*** Begin section ***

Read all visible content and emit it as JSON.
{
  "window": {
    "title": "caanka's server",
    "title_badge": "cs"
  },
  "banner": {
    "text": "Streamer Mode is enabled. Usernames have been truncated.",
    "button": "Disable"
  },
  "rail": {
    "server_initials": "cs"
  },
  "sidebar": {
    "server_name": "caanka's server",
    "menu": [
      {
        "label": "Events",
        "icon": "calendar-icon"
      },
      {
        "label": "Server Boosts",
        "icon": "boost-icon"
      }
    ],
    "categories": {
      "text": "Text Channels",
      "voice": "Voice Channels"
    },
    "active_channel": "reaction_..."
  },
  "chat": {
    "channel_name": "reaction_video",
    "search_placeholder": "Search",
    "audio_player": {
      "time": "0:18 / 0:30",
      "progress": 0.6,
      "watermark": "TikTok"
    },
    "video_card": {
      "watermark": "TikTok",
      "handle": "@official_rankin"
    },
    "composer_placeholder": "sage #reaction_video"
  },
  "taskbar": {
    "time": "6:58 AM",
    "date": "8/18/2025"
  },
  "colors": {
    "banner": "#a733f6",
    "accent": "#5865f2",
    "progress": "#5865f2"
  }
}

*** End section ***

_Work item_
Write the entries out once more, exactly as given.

_Answer box_
Read all visible content and emit it as JSON.
{
  "window": {
    "title": "caanka's server",
    "title_badge": "cs"
  },
  "banner": {
    "text": "Streamer Mode is enabled. Usernames have been truncated.",
    "button": "Disable"
  },
  "rail": {
    "server_initials": "cs"
  },
  "sidebar": {
    "server_name": "caanka's server",
    "menu": [
      {
        "label": "Events",
        "icon": "calendar-icon"
      },
      {
        "label": "Server Boosts",
        "icon": "boost-icon"
      }
    ],
    "categories": {
      "text": "Text Channels",
      "voice": "Voice Channels"
    },
    "active_channel": "reaction_..."
  },
  "chat": {
    "channel_name": "reaction_video",
    "search_placeholder": "Search",
    "audio_player": {
      "time": "0:18 / 0:30",
      "progress": 0.6,
      "watermark": "TikTok"
    },
    "video_card": {
      "watermark": "TikTok",
      "handle": "@official_rankin"
    },
    "composer_placeholder": "sage #reaction_video"
  },
  "taskbar": {
    "time": "6:58 AM",
    "date": "8/18/2025"
  },
  "colors": {
    "banner": "#a733f6",
    "accent": "#5865f2",
    "progress": "#5865f2"
  }
}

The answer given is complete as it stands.